#### [PROBLEM DETAILS]
Give the entries below again exactly. Their pictures are not needed.

START GIVEN RECORDS

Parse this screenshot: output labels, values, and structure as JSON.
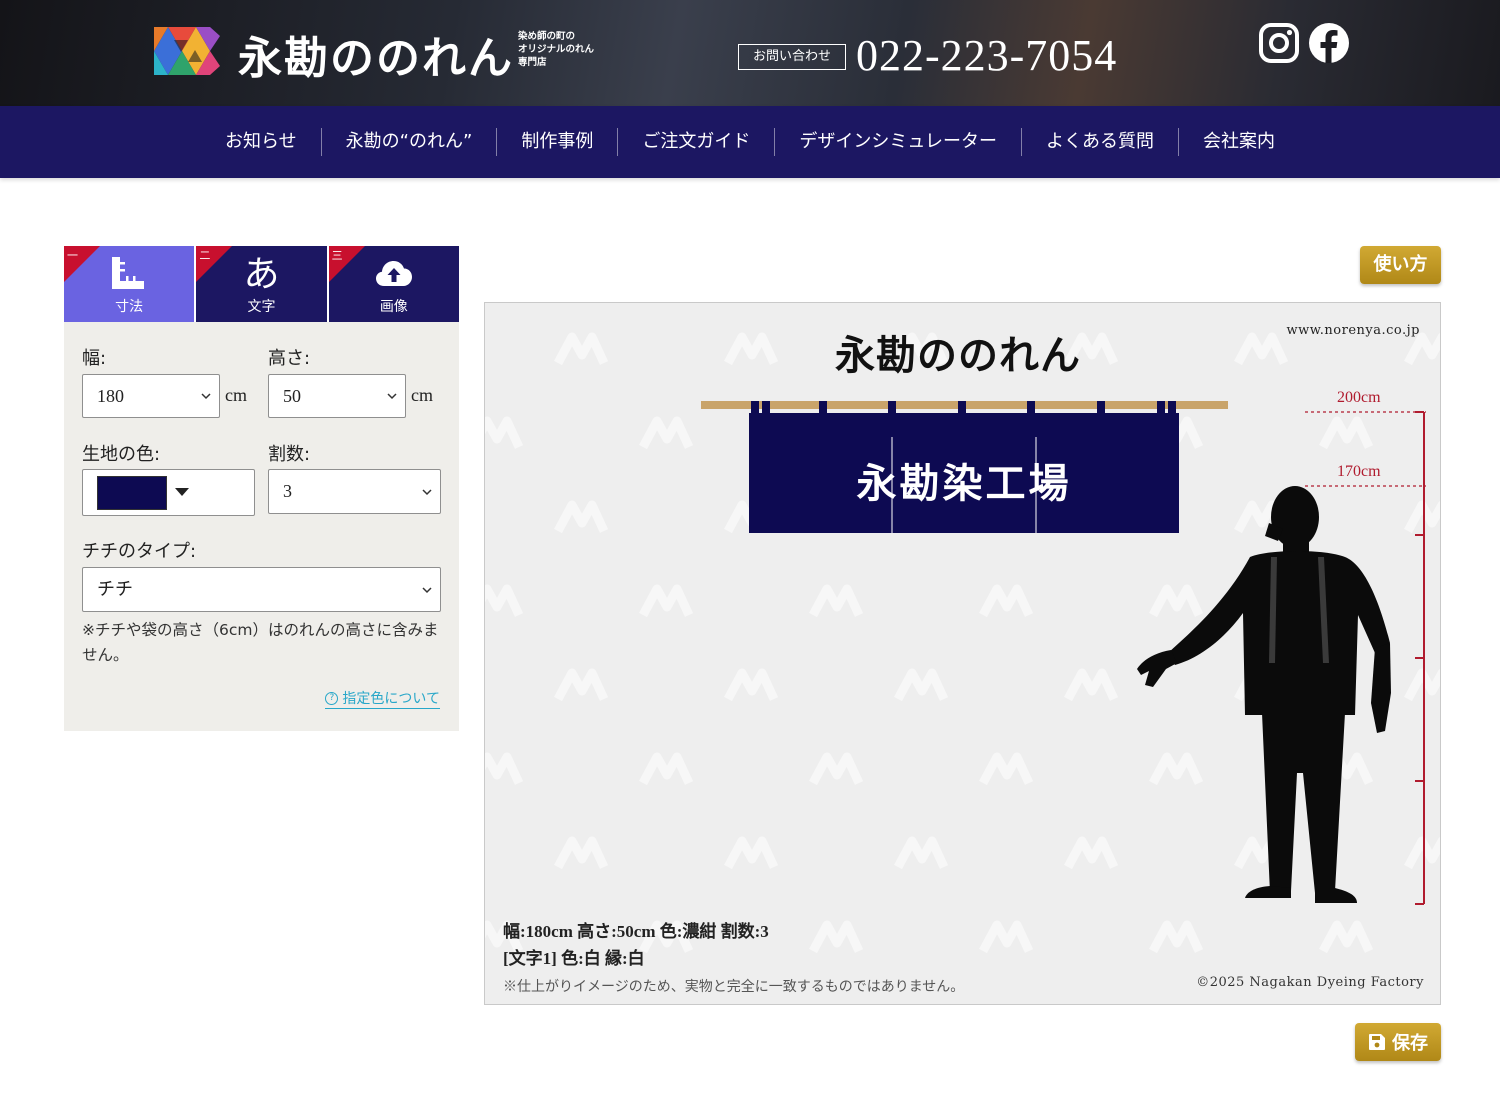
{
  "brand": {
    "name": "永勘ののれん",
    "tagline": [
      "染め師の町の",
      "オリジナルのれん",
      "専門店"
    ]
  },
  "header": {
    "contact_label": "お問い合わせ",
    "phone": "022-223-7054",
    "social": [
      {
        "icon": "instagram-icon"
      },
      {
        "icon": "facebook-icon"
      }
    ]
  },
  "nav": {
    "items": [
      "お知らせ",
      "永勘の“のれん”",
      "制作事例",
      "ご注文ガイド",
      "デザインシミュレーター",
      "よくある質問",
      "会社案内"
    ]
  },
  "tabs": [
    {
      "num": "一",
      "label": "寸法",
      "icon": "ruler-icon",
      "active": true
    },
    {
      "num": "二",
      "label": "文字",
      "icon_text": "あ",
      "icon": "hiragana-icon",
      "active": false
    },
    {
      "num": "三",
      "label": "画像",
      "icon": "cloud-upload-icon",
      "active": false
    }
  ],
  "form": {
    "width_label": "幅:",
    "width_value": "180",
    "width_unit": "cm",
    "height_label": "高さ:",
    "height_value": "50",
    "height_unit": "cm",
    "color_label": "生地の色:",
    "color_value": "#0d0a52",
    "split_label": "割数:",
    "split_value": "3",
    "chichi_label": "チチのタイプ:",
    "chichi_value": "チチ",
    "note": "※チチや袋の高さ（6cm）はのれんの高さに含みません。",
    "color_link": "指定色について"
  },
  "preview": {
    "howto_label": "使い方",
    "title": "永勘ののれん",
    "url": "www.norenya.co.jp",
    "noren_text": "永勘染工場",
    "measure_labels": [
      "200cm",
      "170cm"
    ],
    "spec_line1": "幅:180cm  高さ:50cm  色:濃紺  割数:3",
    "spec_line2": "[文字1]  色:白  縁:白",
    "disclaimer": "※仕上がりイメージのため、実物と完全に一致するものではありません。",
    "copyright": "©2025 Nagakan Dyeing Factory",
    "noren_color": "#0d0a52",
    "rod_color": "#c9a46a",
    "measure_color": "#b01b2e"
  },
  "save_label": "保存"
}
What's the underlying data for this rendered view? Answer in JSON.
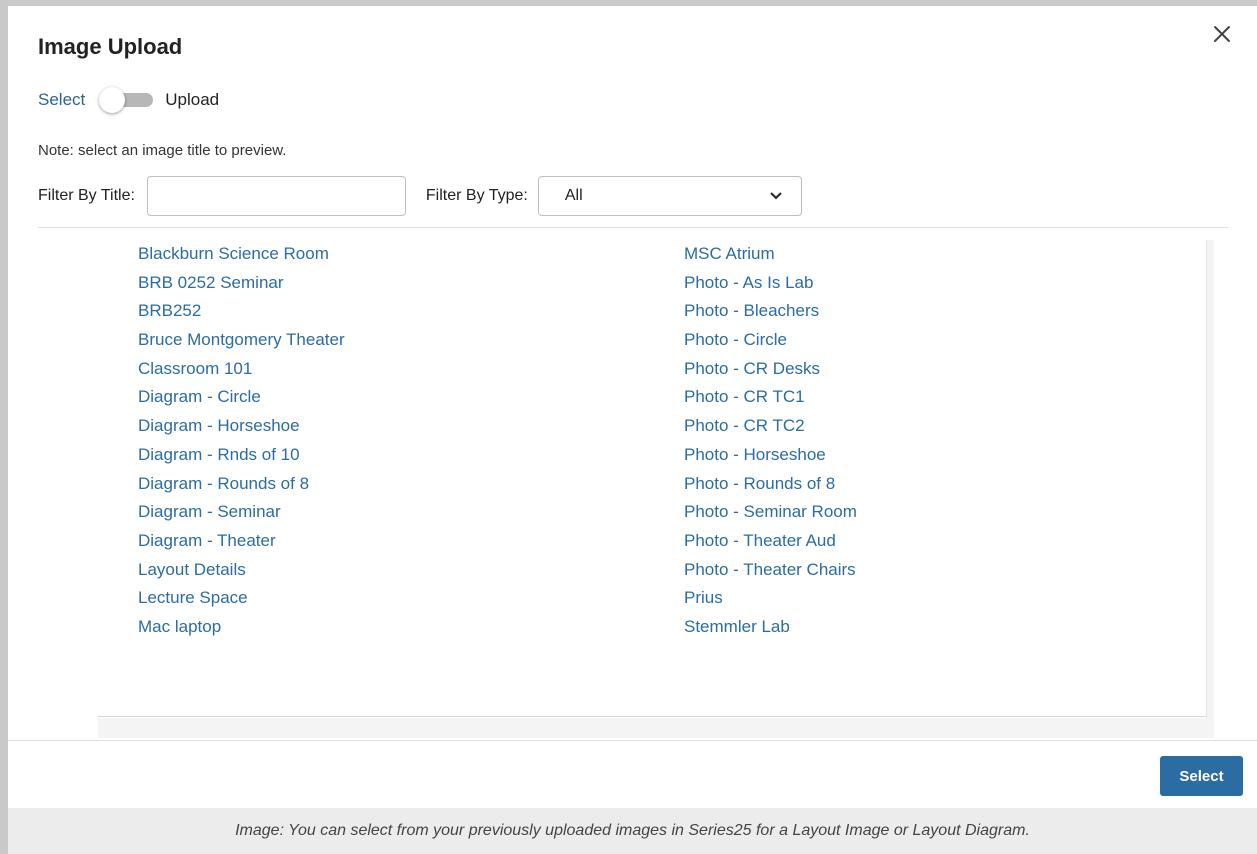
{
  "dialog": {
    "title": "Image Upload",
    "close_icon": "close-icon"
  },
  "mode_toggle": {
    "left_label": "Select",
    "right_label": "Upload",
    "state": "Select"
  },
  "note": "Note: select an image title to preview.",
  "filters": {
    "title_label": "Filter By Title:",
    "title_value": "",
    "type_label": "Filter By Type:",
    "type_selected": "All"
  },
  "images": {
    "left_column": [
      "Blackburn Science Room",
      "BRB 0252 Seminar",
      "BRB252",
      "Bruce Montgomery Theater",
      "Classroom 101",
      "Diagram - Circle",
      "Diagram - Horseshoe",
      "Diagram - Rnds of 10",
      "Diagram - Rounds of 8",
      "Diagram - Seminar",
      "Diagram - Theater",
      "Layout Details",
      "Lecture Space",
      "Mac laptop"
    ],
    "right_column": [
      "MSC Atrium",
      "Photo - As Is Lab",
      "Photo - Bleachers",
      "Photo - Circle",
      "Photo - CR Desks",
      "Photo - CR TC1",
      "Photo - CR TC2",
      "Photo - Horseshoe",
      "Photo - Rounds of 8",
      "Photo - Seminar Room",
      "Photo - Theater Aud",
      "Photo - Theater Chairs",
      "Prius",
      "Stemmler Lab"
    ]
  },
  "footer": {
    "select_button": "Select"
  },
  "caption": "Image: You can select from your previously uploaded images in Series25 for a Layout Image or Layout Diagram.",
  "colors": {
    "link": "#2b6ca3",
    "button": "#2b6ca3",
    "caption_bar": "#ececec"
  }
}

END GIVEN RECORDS

#### [SOLUTION]
Parse this screenshot: output labels, values, and structure as JSON.
{
  "brand": {
    "name": "永勘ののれん",
    "tagline": [
      "染め師の町の",
      "オリジナルのれん",
      "専門店"
    ]
  },
  "header": {
    "contact_label": "お問い合わせ",
    "phone": "022-223-7054",
    "social": [
      {
        "icon": "instagram-icon"
      },
      {
        "icon": "facebook-icon"
      }
    ]
  },
  "nav": {
    "items": [
      "お知らせ",
      "永勘の“のれん”",
      "制作事例",
      "ご注文ガイド",
      "デザインシミュレーター",
      "よくある質問",
      "会社案内"
    ]
  },
  "tabs": [
    {
      "num": "一",
      "label": "寸法",
      "icon": "ruler-icon",
      "active": true
    },
    {
      "num": "二",
      "label": "文字",
      "icon_text": "あ",
      "icon": "hiragana-icon",
      "active": false
    },
    {
      "num": "三",
      "label": "画像",
      "icon": "cloud-upload-icon",
      "active": false
    }
  ],
  "form": {
    "width_label": "幅:",
    "width_value": "180",
    "width_unit": "cm",
    "height_label": "高さ:",
    "height_value": "50",
    "height_unit": "cm",
    "color_label": "生地の色:",
    "color_value": "#0d0a52",
    "split_label": "割数:",
    "split_value": "3",
    "chichi_label": "チチのタイプ:",
    "chichi_value": "チチ",
    "note": "※チチや袋の高さ（6cm）はのれんの高さに含みません。",
    "color_link": "指定色について"
  },
  "preview": {
    "howto_label": "使い方",
    "title": "永勘ののれん",
    "url": "www.norenya.co.jp",
    "noren_text": "永勘染工場",
    "measure_labels": [
      "200cm",
      "170cm"
    ],
    "spec_line1": "幅:180cm  高さ:50cm  色:濃紺  割数:3",
    "spec_line2": "[文字1]  色:白  縁:白",
    "disclaimer": "※仕上がりイメージのため、実物と完全に一致するものではありません。",
    "copyright": "©2025 Nagakan Dyeing Factory",
    "noren_color": "#0d0a52",
    "rod_color": "#c9a46a",
    "measure_color": "#b01b2e"
  },
  "save_label": "保存"
}
What's the underlying data for this rendered view? Answer in JSON.
{
  "dialog": {
    "title": "Image Upload",
    "close_icon": "close-icon"
  },
  "mode_toggle": {
    "left_label": "Select",
    "right_label": "Upload",
    "state": "Select"
  },
  "note": "Note: select an image title to preview.",
  "filters": {
    "title_label": "Filter By Title:",
    "title_value": "",
    "type_label": "Filter By Type:",
    "type_selected": "All"
  },
  "images": {
    "left_column": [
      "Blackburn Science Room",
      "BRB 0252 Seminar",
      "BRB252",
      "Bruce Montgomery Theater",
      "Classroom 101",
      "Diagram - Circle",
      "Diagram - Horseshoe",
      "Diagram - Rnds of 10",
      "Diagram - Rounds of 8",
      "Diagram - Seminar",
      "Diagram - Theater",
      "Layout Details",
      "Lecture Space",
      "Mac laptop"
    ],
    "right_column": [
      "MSC Atrium",
      "Photo - As Is Lab",
      "Photo - Bleachers",
      "Photo - Circle",
      "Photo - CR Desks",
      "Photo - CR TC1",
      "Photo - CR TC2",
      "Photo - Horseshoe",
      "Photo - Rounds of 8",
      "Photo - Seminar Room",
      "Photo - Theater Aud",
      "Photo - Theater Chairs",
      "Prius",
      "Stemmler Lab"
    ]
  },
  "footer": {
    "select_button": "Select"
  },
  "caption": "Image: You can select from your previously uploaded images in Series25 for a Layout Image or Layout Diagram.",
  "colors": {
    "link": "#2b6ca3",
    "button": "#2b6ca3",
    "caption_bar": "#ececec"
  }
}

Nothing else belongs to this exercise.